Danny Evans – Celebrity Make-unders, 2006 – 2014
Sheila Pree Bright – Plastic Bodies, 2013
Barbara Kruger, You Are Not Yourself, 1984
Nikki S. Lee, Projects 1990’s-00’s
James Ostrer 1, 2
Dove campaign 1, 2, 3
Esther Honig Before and After
The Gender Ads Project
Ctrl Shift Face
a series of three or more composite image(s) including yourself. Use concepts from assigned research. Size 300dpi, 8″x10″ or 1080x1920px video. Complete project description given in class.
Research – M 9/30
Summarize – Slavoj Žižek on personal identity and the ‘inner self’
Artwork & Project Summary – T 10/15
| W10/16 | M10/21 | W10/23 | M10/28 | W10/30 |
Concepts: Simulations, Simulacra, Hyperreality
Operations: Stop Motion, Cut-out Animation, GIF Animation
Demos: How-To: Cut-out Animation with Monty Python’s Terry Gilliam
How To Create Animated GIFs Using Photoshop
How to Create a GIF Animation in Photoshop
Photoshop GIF animation Lynda.com
Rick Roderick, Baudrillard: Fatal Strategies (1993)
Sholim | 2
Micaël Reynaud | 2
Scorpion Dagger | 2
Museum of the Moving Image, First Look at GIFs
Avant-GIFs Turning online animations into high art by Jesse Walker
Create an animation which addresses the concepts of simulation, simulacra, and/or hyperreality. Complete project description given in class.
Research – M 10/21
Summarize – Rick Roderick, Baudrillard: Fatal Strategies (1993)
Artwork & Project Summary – W 10/30
| M11/4 | W11/6 | M11/11 | W11/13 |
Concepts: Data – Storage, Exchange, Security, Privacy, Stability, Political Economy
Genre: Data Art, Glitch Art
Operations: Data Representation, Databending, Glitching
Demos: Tutorial on Databending and Glitch Art Paul Weiner
Databending and glitch art primer, part 1: the wordpad effect
Glitch Art Tutorial for Audacity and Gimp/Image Manipulation
Glitch Art Resources from Phillip Stearns
An Easy 7-Step Protocol for Databending Michael Betancourt
Look & Listen
Glitch Artists Collective
Jehad Nga, The Green Book Project
James H. Connolly
Nam June Paik
Critical Glitches and Glitch Art Michael Betancourt
The Art of Glitch | Off Book | PBS Digital Studios
Apple Computers, Nick Briz
Trevor Paglin – 1, 2
Nathalie Miebach 1
David McCandless 1
Aaron Koblin 1
one or a series (depending on complexity) of artworks which explore data representation, or issues concerning big data. The works can be in any media. Complete project description given in class.

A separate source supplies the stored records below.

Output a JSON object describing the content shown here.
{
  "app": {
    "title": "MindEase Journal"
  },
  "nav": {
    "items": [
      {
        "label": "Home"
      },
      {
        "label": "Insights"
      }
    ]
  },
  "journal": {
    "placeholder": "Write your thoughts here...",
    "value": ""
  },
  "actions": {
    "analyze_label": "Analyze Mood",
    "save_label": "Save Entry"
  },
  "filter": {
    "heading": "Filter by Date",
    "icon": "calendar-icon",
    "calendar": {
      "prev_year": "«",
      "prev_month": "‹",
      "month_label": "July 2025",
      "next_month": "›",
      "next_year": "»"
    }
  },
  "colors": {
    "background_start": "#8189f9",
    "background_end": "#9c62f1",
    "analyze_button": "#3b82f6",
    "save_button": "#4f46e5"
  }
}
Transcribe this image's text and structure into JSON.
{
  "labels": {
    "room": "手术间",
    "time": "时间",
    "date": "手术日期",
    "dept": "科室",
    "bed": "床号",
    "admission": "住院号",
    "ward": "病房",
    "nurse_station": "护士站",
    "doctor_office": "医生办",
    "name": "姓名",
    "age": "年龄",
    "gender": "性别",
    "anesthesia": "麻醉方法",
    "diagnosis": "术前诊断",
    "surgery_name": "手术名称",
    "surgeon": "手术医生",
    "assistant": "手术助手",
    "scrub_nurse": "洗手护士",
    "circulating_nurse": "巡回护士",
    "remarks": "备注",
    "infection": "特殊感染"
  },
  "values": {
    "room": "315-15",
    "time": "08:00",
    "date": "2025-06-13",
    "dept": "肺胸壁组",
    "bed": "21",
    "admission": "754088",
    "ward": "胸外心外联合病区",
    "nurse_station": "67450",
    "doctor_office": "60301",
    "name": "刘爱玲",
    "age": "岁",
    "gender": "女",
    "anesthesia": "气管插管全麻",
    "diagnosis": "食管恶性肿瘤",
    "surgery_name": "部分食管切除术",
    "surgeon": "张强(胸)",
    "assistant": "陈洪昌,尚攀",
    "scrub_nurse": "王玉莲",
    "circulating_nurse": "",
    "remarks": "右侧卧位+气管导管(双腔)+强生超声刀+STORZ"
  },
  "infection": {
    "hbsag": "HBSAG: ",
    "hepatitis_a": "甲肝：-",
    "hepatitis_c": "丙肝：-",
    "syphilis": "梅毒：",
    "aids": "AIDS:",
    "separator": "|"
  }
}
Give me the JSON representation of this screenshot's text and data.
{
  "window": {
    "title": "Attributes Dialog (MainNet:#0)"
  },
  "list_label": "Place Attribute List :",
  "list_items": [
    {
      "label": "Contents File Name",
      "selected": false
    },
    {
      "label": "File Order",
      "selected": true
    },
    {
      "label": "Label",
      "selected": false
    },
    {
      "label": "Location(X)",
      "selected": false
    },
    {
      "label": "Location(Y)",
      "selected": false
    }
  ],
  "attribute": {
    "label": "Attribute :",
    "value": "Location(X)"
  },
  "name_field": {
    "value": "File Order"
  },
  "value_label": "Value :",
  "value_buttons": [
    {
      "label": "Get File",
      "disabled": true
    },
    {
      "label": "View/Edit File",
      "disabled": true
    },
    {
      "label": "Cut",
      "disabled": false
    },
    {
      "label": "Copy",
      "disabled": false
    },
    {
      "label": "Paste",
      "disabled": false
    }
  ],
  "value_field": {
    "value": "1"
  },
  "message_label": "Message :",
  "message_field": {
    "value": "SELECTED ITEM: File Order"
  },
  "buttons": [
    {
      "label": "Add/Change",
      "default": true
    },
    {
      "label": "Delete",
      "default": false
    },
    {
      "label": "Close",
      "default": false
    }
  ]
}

Artwork & Project Summary – W 11/13
| M11/18 | W11/20 | M11/25 | M12/2 | W12/4 |
Concepts: Information Economy, Media interests, Media Structure
Genre: Parody, Satire, Media Critique, Identity Correction, Tactical Media
Operations: As needed
Demo: Essential Training Final Cut Pro Lynda.com
a work of tactical media with collaborators from the class. Complete project description given in class.
Artwork and Project Summary – W 12/4